Page and application data records
——

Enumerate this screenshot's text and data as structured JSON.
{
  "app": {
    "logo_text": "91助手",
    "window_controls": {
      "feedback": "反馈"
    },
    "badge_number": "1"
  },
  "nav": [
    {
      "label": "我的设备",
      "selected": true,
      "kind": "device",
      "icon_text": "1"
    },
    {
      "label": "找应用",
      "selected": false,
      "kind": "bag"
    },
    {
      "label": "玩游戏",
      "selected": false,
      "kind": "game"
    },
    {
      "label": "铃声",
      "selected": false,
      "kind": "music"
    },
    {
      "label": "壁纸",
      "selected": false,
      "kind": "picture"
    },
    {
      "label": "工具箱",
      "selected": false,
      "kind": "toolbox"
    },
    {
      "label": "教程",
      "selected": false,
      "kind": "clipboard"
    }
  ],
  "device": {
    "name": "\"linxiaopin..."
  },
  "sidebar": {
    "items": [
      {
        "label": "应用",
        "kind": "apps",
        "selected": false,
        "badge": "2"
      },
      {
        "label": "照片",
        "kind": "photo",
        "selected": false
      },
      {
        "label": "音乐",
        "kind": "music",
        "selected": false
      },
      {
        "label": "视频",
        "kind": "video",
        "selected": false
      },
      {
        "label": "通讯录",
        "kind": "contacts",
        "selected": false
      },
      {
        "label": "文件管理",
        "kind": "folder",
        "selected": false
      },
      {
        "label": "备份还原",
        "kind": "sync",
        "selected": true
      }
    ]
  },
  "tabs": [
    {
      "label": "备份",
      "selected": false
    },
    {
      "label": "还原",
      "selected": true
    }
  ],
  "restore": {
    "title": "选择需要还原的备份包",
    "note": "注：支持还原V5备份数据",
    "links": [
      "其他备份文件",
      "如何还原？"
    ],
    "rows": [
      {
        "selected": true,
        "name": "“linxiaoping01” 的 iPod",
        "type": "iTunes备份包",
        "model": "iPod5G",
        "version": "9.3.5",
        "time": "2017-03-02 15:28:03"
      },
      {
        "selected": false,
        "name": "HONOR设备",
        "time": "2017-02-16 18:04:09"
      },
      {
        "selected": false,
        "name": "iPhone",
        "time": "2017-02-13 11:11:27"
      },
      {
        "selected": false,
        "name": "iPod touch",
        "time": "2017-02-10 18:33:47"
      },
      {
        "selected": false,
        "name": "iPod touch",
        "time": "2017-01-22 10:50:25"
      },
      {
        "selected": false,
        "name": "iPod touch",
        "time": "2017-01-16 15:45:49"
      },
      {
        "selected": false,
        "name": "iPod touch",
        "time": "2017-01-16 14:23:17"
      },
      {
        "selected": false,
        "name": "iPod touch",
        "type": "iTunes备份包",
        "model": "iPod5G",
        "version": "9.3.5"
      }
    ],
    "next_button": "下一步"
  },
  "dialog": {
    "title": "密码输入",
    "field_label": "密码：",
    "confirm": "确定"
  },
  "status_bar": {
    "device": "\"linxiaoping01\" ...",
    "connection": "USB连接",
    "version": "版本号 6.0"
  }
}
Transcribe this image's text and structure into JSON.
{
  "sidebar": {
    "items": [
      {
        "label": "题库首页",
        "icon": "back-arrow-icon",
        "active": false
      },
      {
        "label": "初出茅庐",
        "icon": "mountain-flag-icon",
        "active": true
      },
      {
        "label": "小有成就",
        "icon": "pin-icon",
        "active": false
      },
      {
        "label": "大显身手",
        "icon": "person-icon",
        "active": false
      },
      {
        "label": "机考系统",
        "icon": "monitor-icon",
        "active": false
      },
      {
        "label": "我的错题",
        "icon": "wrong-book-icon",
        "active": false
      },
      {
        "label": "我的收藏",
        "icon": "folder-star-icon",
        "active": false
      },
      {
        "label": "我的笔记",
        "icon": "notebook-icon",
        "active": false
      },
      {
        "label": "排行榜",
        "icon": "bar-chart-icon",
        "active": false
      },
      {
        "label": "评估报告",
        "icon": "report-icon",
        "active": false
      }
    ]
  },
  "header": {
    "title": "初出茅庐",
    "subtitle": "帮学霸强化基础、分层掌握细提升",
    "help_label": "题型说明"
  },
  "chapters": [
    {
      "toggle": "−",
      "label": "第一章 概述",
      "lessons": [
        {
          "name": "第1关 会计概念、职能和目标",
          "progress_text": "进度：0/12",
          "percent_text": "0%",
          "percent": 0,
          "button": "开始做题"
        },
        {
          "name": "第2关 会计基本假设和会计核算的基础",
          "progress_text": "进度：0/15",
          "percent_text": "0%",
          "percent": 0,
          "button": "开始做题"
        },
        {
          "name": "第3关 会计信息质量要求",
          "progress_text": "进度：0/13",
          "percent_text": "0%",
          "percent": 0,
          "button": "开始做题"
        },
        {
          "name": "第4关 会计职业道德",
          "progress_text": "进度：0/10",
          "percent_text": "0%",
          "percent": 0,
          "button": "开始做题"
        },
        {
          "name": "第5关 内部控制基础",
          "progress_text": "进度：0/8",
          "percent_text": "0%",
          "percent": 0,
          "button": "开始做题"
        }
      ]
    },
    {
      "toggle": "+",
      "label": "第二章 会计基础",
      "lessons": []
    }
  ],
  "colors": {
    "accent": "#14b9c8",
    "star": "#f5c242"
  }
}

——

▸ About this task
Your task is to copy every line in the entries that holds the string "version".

▸ Solution to the problem
        "version": "9.3.5",
        "version": "9.3.5"
    "version": "版本号 6.0"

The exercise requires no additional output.